PROVIDED DATA -
========================================

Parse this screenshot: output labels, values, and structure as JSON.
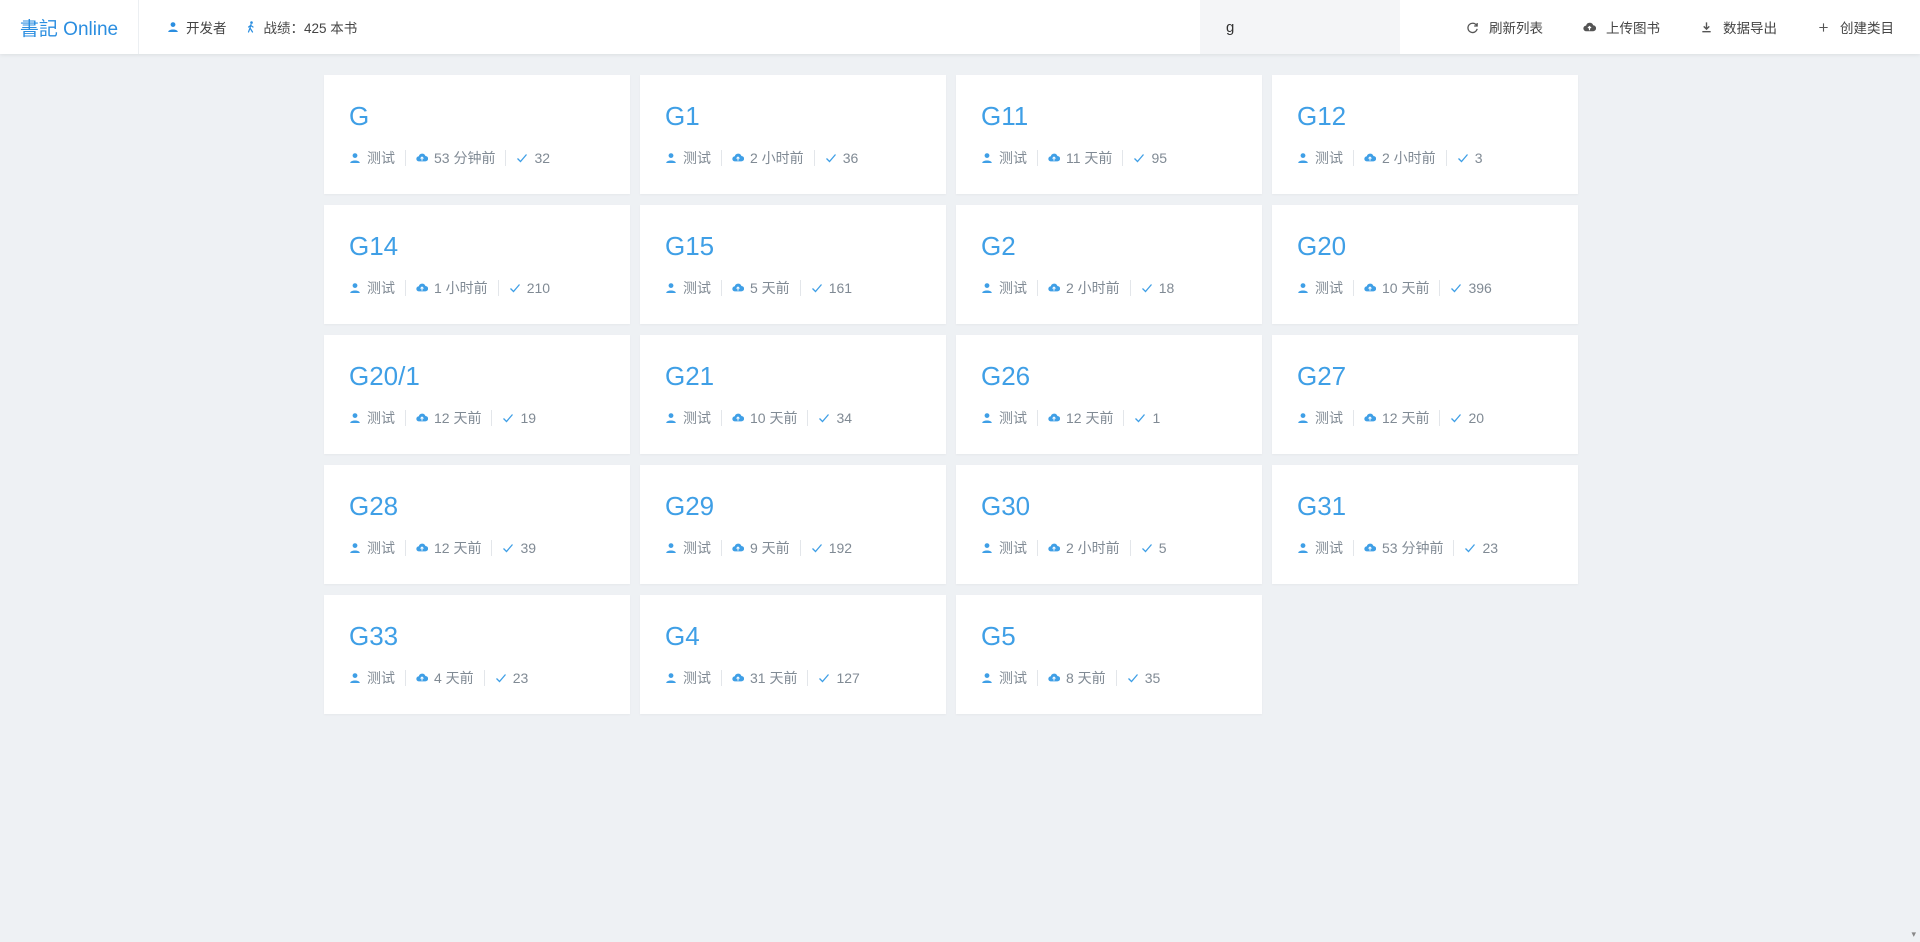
{
  "header": {
    "brand": "書記 Online",
    "user_label": "开发者",
    "stats_label": "战绩：425 本书",
    "search_value": "g",
    "actions": [
      {
        "label": "刷新列表",
        "icon": "refresh-icon"
      },
      {
        "label": "上传图书",
        "icon": "upload-cloud-icon"
      },
      {
        "label": "数据导出",
        "icon": "download-icon"
      },
      {
        "label": "创建类目",
        "icon": "plus-icon"
      }
    ]
  },
  "cards": [
    {
      "title": "G",
      "user": "测试",
      "time": "53 分钟前",
      "count": "32"
    },
    {
      "title": "G1",
      "user": "测试",
      "time": "2 小时前",
      "count": "36"
    },
    {
      "title": "G11",
      "user": "测试",
      "time": "11 天前",
      "count": "95"
    },
    {
      "title": "G12",
      "user": "测试",
      "time": "2 小时前",
      "count": "3"
    },
    {
      "title": "G14",
      "user": "测试",
      "time": "1 小时前",
      "count": "210"
    },
    {
      "title": "G15",
      "user": "测试",
      "time": "5 天前",
      "count": "161"
    },
    {
      "title": "G2",
      "user": "测试",
      "time": "2 小时前",
      "count": "18"
    },
    {
      "title": "G20",
      "user": "测试",
      "time": "10 天前",
      "count": "396"
    },
    {
      "title": "G20/1",
      "user": "测试",
      "time": "12 天前",
      "count": "19"
    },
    {
      "title": "G21",
      "user": "测试",
      "time": "10 天前",
      "count": "34"
    },
    {
      "title": "G26",
      "user": "测试",
      "time": "12 天前",
      "count": "1"
    },
    {
      "title": "G27",
      "user": "测试",
      "time": "12 天前",
      "count": "20"
    },
    {
      "title": "G28",
      "user": "测试",
      "time": "12 天前",
      "count": "39"
    },
    {
      "title": "G29",
      "user": "测试",
      "time": "9 天前",
      "count": "192"
    },
    {
      "title": "G30",
      "user": "测试",
      "time": "2 小时前",
      "count": "5"
    },
    {
      "title": "G31",
      "user": "测试",
      "time": "53 分钟前",
      "count": "23"
    },
    {
      "title": "G33",
      "user": "测试",
      "time": "4 天前",
      "count": "23"
    },
    {
      "title": "G4",
      "user": "测试",
      "time": "31 天前",
      "count": "127"
    },
    {
      "title": "G5",
      "user": "测试",
      "time": "8 天前",
      "count": "35"
    }
  ],
  "colors": {
    "accent": "#3f9fe6",
    "brand": "#2b8ee0",
    "background": "#eef1f4"
  }
}
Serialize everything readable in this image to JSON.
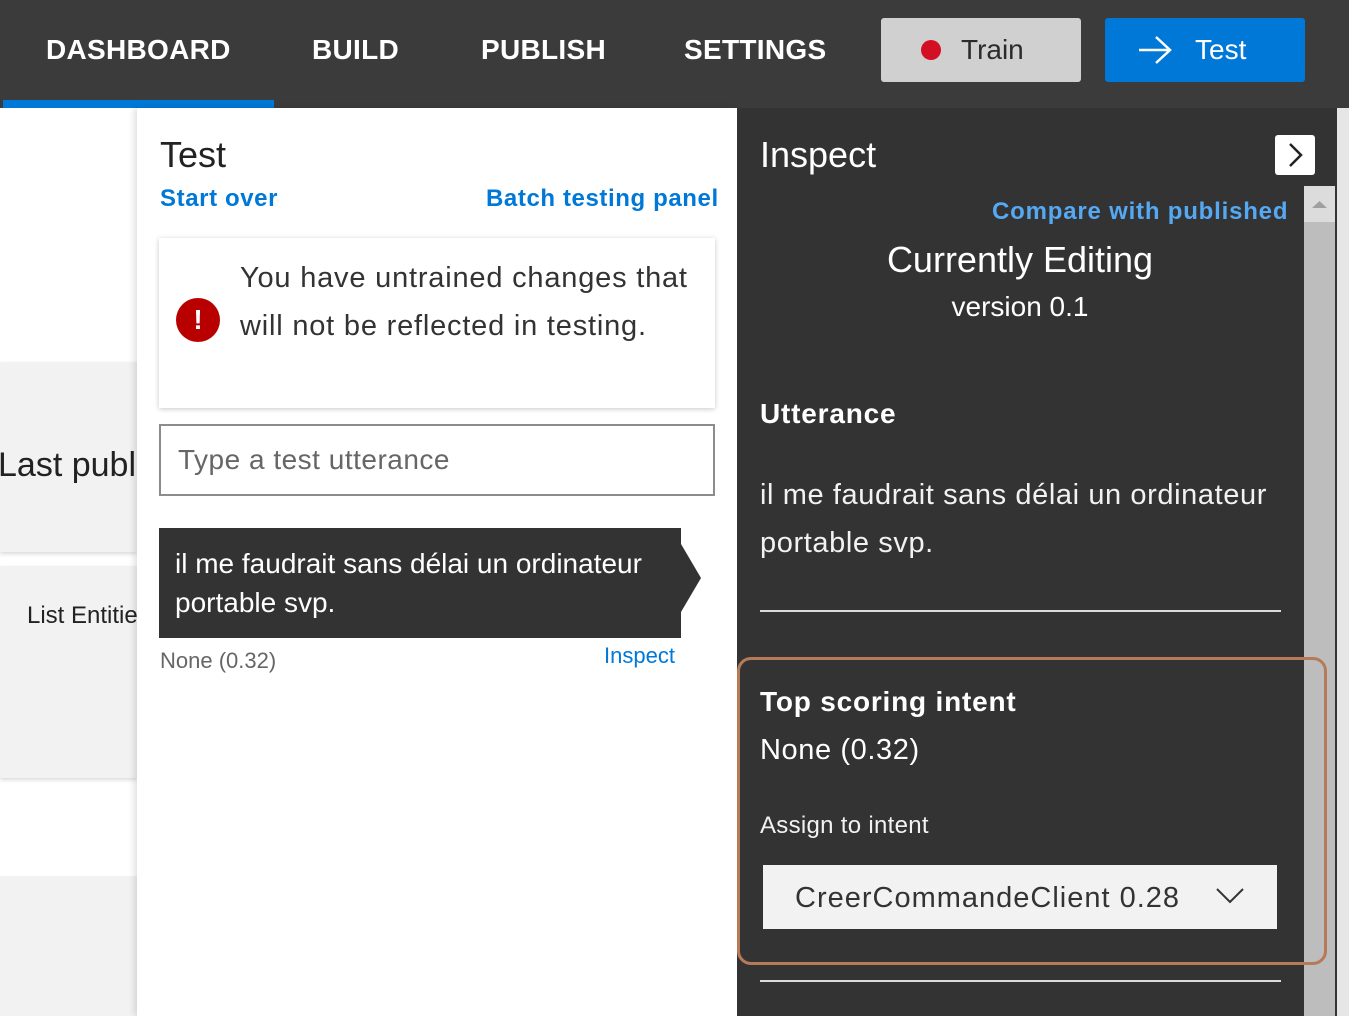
{
  "nav": {
    "items": [
      {
        "label": "DASHBOARD",
        "active": true
      },
      {
        "label": "BUILD",
        "active": false
      },
      {
        "label": "PUBLISH",
        "active": false
      },
      {
        "label": "SETTINGS",
        "active": false
      }
    ],
    "train_label": "Train",
    "test_label": "Test",
    "accent_color": "#0078d7",
    "train_status_color": "#d20f23"
  },
  "background": {
    "last_published_label": "Last publ",
    "list_entities_label": "List Entitie"
  },
  "test_panel": {
    "title": "Test",
    "start_over": "Start over",
    "batch_testing": "Batch testing panel",
    "warning": {
      "icon": "exclamation-icon",
      "text": "You have untrained changes that will not be reflected in testing."
    },
    "input_placeholder": "Type a test utterance",
    "utterance": {
      "text": "il me faudrait sans délai un ordinateur portable svp.",
      "score": "None (0.32)",
      "inspect_label": "Inspect"
    }
  },
  "inspect_panel": {
    "title": "Inspect",
    "compare_link": "Compare with published",
    "editing_label": "Currently Editing",
    "version_label": "version 0.1",
    "utterance_heading": "Utterance",
    "utterance_text": "il me faudrait sans délai un ordinateur portable svp.",
    "top_intent_heading": "Top scoring intent",
    "top_intent_value": "None (0.32)",
    "assign_label": "Assign to intent",
    "assign_selected": "CreerCommandeClient 0.28",
    "highlight_color": "#b77a59"
  }
}
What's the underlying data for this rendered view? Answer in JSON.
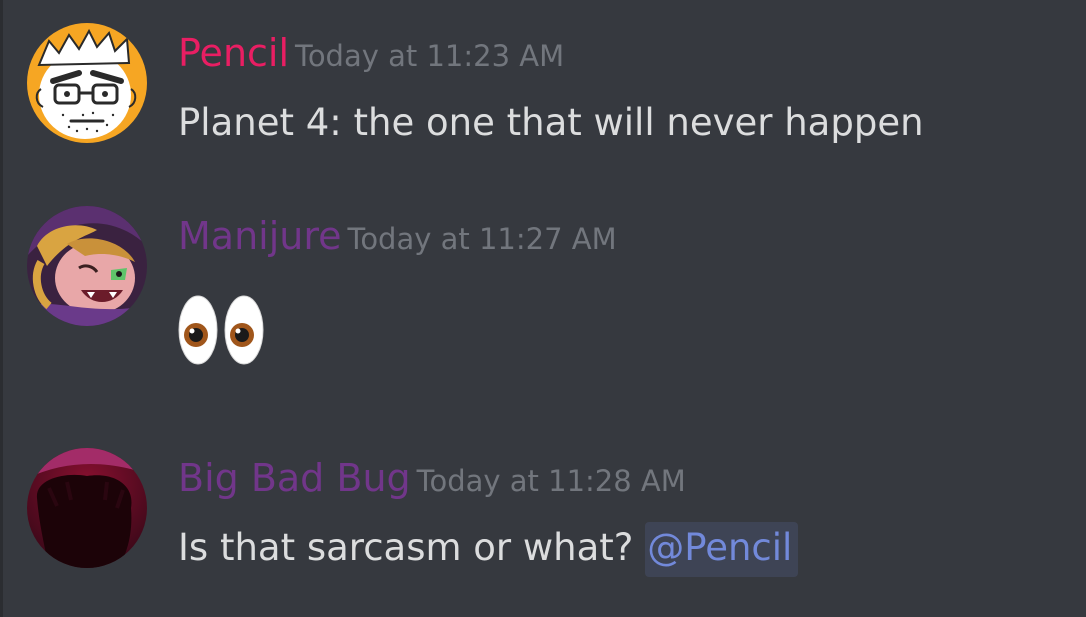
{
  "messages": [
    {
      "author": "Pencil",
      "author_color": "#e91e63",
      "timestamp": "Today at 11:23 AM",
      "text": "Planet 4: the one that will never happen"
    },
    {
      "author": "Manijure",
      "author_color": "#71368a",
      "timestamp": "Today at 11:27 AM",
      "emoji": "eyes-emoji"
    },
    {
      "author": "Big Bad Bug",
      "author_color": "#71368a",
      "timestamp": "Today at 11:28 AM",
      "text": "Is that sarcasm or what?",
      "mention": "@Pencil",
      "mention_color": "#7289da"
    }
  ]
}
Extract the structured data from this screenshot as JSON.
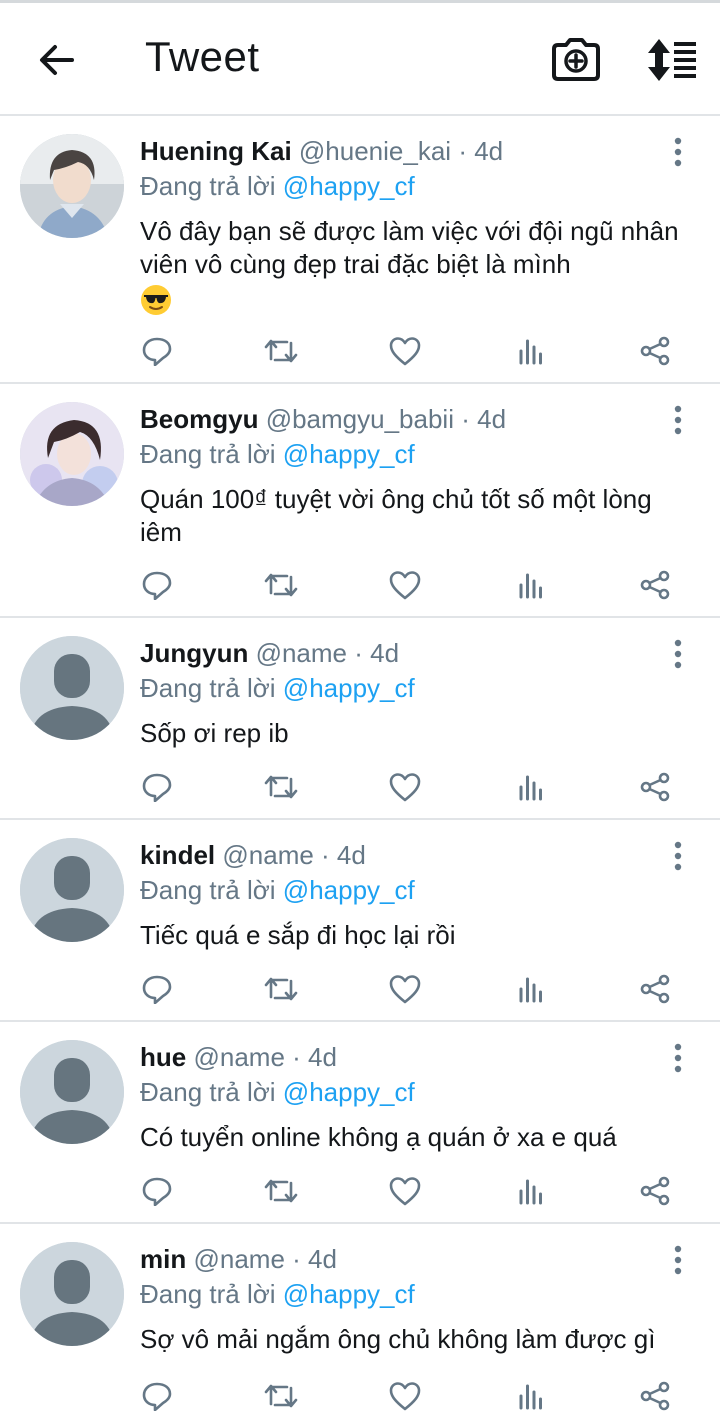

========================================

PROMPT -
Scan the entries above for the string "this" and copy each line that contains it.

RESPONSE AREA -
Parse this screenshot: output labels, values, and structure as JSON.
Serialize everything readable in this image to JSON.
What's the underlying data for this rendered view? Answer in JSON.
Extract the structured data from this screenshot as JSON.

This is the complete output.